My teaching interests include neuroscience ranging from the function of synapses to the regulation of behavior. I am also interested in helping trainees build skills that will be critical for their success as future scientists including communication, experimental design, and hypothesis testing.
(2019) Sex differences in antidepressant efficacy. Neuropsychopharmacology : official publication of the American College of Neuropsychopharmacology
(2018) Reward behaviour is regulated by the strength of hippocampus-nucleus accumbens synapses. Nature
(2018) Long-Term Potentiation Requires a Rapid Burst of Dendritic Mitochondrial Fission during Induction. Neuron
(2017) Wnt5a is essential for hippocampal dendritic maintenance and spatial learning and memory in adult mice. Proceedings of the National Academy of Sciences of the United States of America
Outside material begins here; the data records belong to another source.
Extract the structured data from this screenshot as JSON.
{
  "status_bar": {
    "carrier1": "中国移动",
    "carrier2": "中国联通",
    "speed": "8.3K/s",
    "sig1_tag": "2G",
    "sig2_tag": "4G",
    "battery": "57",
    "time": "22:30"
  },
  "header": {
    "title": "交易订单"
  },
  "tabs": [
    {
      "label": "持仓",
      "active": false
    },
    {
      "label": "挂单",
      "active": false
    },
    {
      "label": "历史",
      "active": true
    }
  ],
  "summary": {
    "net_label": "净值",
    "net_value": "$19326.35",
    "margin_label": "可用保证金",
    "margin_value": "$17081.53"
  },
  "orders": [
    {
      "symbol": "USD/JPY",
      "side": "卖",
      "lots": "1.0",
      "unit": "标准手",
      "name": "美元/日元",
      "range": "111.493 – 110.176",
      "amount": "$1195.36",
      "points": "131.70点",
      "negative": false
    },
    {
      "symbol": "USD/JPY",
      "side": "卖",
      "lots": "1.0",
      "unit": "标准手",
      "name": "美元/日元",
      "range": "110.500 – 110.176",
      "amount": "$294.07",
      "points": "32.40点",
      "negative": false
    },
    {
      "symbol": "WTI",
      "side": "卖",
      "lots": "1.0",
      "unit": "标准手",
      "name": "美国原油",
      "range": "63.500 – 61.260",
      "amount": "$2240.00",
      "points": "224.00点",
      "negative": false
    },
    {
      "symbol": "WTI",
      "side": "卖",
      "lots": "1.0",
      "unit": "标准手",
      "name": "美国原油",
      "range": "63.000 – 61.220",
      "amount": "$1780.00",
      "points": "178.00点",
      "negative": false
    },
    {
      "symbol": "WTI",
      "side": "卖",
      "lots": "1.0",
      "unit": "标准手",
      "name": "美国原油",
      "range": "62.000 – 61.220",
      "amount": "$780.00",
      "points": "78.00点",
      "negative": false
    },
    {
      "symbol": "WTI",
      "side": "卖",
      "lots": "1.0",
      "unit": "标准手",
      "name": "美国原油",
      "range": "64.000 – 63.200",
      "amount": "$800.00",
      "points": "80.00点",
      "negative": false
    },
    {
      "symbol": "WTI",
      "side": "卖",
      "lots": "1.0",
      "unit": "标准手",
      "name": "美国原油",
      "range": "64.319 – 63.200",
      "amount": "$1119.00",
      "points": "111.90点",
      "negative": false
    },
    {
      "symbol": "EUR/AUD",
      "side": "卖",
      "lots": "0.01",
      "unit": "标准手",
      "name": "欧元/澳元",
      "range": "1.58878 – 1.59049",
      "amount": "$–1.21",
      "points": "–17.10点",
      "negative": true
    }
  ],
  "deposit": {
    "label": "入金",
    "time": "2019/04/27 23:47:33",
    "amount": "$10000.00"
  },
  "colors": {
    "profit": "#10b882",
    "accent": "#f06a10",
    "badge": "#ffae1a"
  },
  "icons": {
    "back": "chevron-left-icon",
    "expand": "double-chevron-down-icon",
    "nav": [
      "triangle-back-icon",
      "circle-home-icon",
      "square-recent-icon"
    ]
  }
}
(2017) An LHX1-Regulated Transcriptional Network Controls Sleep/Wake Coupling and Thermal Resistance of the Central Circadian Clockworks. Current biology : CB
(2016) Motor neuron disease, TDP-43 pathology, and memory deficits in mice expressing ALS-FTD-linked UBQLN2 mutations. Proceedings of the National Academy of Sciences of the United States of America
(2016) Abnormal wake/sleep pattern in a novel gain-of-function model of DISC1. Neuroscience research
(2015) Rapid Antidepressant Action and Restoration of Excitatory Synaptic Strength After Chronic Stress by Negative Modulators of Alpha5-Containing GABAA Receptors. Neuropsychopharmacology : official publication of the American College of Neuropsychopharmacology
(2015) An excitatory synapse hypothesis of depression. Trends in neurosciences
(2014) Light as a central modulator of circadian rhythms, sleep and affect. Nature reviews. Neuroscience
(2014) Lhx1 controls terminal differentiation and circadian function of the suprachiasmatic nucleus. Cell reports
(2012) Aberrant light directly impairs mood and learning through melanopsin-expressing neurons. Nature
(2011) Measuring circadian and acute light responses in mice using wheel running activity. Journal of visualized experiments : JoVE
(2010) Melanopsin-expressing retinal ganglion-cell photoreceptors: cellular diversity and role in pattern vision. Neuron
(2009) Accelerated re-entrainment to advanced light cycles in BALB/cJ mice. Physiology & behavior
(2009) Circadian and light effects on mood regulation Mood and Anxiety Related Phenotypes in Mice New York, NY Humana Press
(2008) Rods-cones and melanopsin detect light and dark to modulate sleep independent of image formation. Proceedings of the National Academy of Sciences of the United States of America